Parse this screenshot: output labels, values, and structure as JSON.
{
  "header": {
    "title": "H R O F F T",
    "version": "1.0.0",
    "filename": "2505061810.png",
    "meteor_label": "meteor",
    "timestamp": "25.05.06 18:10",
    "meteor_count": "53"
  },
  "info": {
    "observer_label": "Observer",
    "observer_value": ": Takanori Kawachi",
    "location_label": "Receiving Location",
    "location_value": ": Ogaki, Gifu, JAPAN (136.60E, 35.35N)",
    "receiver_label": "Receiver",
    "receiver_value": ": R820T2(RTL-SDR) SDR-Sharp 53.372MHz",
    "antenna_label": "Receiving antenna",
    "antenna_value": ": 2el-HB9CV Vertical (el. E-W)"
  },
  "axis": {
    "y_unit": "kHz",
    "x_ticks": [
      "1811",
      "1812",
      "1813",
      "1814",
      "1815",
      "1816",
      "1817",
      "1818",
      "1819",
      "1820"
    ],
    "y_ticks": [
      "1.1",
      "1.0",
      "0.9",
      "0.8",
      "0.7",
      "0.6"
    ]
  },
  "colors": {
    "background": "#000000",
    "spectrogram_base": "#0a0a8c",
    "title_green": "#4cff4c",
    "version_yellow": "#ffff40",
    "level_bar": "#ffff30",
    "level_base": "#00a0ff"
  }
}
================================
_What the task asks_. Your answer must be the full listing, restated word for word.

_Task response_.
Parse this screenshot: output labels, values, and structure as JSON.
{
  "header": {
    "title": "H R O F F T",
    "version": "1.0.0",
    "filename": "2505061810.png",
    "meteor_label": "meteor",
    "timestamp": "25.05.06 18:10",
    "meteor_count": "53"
  },
  "info": {
    "observer_label": "Observer",
    "observer_value": ": Takanori Kawachi",
    "location_label": "Receiving Location",
    "location_value": ": Ogaki, Gifu, JAPAN (136.60E, 35.35N)",
    "receiver_label": "Receiver",
    "receiver_value": ": R820T2(RTL-SDR) SDR-Sharp 53.372MHz",
    "antenna_label": "Receiving antenna",
    "antenna_value": ": 2el-HB9CV Vertical (el. E-W)"
  },
  "axis": {
    "y_unit": "kHz",
    "x_ticks": [
      "1811",
      "1812",
      "1813",
      "1814",
      "1815",
      "1816",
      "1817",
      "1818",
      "1819",
      "1820"
    ],
    "y_ticks": [
      "1.1",
      "1.0",
      "0.9",
      "0.8",
      "0.7",
      "0.6"
    ]
  },
  "colors": {
    "background": "#000000",
    "spectrogram_base": "#0a0a8c",
    "title_green": "#4cff4c",
    "version_yellow": "#ffff40",
    "level_bar": "#ffff30",
    "level_base": "#00a0ff"
  }
}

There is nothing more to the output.